(Materials provided begins)

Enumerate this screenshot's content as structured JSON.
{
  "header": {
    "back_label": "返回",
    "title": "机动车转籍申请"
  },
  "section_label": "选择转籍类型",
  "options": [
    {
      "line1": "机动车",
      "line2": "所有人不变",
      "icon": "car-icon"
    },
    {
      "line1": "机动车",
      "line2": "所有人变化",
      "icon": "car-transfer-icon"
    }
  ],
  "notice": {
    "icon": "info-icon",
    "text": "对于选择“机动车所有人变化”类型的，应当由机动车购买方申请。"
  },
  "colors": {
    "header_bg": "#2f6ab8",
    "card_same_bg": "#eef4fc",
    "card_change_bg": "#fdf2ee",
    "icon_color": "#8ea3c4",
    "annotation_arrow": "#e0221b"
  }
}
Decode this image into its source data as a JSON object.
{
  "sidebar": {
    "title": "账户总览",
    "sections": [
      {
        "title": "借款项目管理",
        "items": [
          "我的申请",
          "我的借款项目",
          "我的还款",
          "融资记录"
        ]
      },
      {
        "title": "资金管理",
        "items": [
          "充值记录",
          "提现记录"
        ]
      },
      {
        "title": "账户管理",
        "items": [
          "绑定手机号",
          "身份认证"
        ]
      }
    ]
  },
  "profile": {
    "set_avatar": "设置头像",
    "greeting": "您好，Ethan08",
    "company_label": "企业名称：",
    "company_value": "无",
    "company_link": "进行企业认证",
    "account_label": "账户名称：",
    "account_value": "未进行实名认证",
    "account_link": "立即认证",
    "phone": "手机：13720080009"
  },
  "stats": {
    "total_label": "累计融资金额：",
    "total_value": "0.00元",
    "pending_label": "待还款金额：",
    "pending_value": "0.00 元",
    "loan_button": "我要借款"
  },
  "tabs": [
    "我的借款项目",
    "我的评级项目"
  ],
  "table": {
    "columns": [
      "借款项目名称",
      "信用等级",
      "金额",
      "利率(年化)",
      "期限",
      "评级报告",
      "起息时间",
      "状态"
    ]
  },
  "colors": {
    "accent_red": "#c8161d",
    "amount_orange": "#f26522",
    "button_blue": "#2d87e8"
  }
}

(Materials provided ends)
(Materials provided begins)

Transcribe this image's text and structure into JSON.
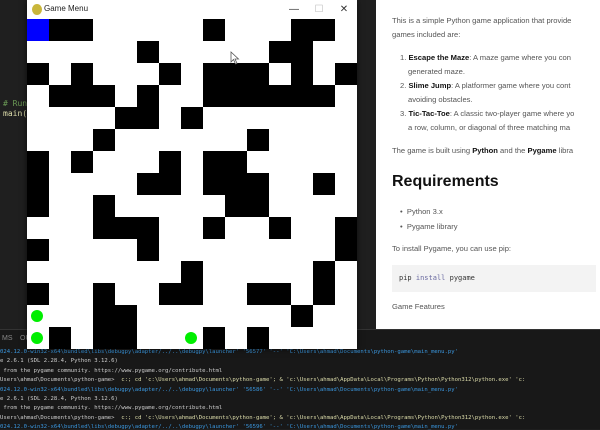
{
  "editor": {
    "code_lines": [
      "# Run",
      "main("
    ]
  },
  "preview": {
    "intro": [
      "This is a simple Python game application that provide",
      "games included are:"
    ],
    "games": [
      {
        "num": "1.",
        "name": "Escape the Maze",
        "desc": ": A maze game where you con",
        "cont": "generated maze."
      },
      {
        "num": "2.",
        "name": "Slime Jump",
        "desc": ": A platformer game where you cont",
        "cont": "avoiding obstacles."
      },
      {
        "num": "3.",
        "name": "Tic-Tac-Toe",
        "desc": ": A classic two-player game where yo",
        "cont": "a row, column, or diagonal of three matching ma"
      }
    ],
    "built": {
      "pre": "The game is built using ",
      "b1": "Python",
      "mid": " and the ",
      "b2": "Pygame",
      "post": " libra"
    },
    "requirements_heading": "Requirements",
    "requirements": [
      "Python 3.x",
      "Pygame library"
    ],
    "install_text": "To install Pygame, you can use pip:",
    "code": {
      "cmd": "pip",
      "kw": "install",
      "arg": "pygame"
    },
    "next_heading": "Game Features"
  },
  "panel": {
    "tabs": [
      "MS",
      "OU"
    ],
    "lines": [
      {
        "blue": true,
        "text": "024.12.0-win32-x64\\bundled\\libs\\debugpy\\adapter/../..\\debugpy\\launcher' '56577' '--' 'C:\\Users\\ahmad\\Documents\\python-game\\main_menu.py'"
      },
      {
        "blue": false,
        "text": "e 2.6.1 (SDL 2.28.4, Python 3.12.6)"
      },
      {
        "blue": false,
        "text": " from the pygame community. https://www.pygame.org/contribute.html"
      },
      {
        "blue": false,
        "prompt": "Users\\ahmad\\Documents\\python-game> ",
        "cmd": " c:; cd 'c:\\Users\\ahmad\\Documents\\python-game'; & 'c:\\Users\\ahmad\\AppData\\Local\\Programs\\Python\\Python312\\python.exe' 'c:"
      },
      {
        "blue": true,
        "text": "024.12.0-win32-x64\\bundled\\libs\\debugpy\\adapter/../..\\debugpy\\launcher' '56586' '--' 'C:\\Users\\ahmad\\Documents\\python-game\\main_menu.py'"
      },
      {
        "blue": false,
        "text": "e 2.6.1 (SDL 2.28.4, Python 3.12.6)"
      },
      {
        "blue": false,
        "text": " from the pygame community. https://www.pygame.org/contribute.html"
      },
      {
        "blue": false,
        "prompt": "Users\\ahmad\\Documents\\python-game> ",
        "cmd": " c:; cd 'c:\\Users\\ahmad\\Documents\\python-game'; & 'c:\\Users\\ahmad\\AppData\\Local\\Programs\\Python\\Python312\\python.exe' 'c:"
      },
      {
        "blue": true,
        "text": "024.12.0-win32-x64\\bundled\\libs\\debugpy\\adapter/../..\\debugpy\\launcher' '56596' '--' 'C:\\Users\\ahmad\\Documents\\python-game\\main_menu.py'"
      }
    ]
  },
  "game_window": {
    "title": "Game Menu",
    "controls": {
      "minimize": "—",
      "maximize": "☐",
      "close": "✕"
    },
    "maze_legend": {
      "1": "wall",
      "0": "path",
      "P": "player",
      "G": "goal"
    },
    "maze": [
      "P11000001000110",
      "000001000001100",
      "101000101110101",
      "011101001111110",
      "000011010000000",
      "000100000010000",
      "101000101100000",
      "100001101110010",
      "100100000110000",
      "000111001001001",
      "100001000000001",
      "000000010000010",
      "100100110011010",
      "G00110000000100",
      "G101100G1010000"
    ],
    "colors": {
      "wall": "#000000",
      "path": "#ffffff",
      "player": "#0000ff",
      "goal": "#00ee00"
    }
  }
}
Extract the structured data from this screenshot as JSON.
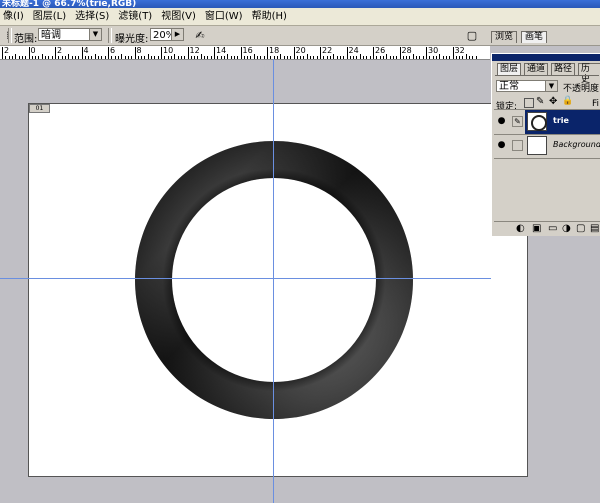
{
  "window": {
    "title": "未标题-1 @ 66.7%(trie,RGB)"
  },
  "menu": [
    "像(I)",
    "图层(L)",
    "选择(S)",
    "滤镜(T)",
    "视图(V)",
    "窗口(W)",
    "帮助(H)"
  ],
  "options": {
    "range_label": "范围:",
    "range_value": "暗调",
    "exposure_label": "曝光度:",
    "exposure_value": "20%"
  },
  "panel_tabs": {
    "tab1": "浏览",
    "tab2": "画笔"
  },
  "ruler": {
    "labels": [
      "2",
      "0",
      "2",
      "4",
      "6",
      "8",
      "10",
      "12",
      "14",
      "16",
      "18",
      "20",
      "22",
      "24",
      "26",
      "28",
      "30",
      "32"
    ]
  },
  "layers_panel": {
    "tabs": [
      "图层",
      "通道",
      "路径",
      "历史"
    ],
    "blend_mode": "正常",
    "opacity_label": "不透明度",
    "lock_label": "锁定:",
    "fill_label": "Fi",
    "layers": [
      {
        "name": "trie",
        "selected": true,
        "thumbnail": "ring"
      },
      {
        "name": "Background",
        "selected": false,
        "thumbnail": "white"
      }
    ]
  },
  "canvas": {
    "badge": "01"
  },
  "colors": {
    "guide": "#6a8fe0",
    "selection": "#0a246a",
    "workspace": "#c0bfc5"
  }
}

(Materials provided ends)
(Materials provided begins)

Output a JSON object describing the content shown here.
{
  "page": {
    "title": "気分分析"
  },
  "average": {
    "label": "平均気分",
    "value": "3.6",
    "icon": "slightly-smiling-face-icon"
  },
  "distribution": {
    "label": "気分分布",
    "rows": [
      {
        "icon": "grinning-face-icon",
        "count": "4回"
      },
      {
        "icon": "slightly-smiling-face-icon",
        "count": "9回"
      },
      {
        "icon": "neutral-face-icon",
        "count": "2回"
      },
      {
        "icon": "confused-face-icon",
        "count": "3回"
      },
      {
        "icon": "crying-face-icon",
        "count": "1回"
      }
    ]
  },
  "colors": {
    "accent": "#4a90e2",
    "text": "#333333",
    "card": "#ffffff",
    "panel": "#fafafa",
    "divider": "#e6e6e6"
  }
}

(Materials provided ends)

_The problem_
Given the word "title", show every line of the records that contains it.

_Answer space_
    "title": "机动车转籍申请"
    "title": "账户总览",
        "title": "借款项目管理",
        "title": "资金管理",
        "title": "账户管理",
    "title": "Game Menu",
    "title": "未标题-1 @ 66.7%(trie,RGB)"
    "title": "気分分析"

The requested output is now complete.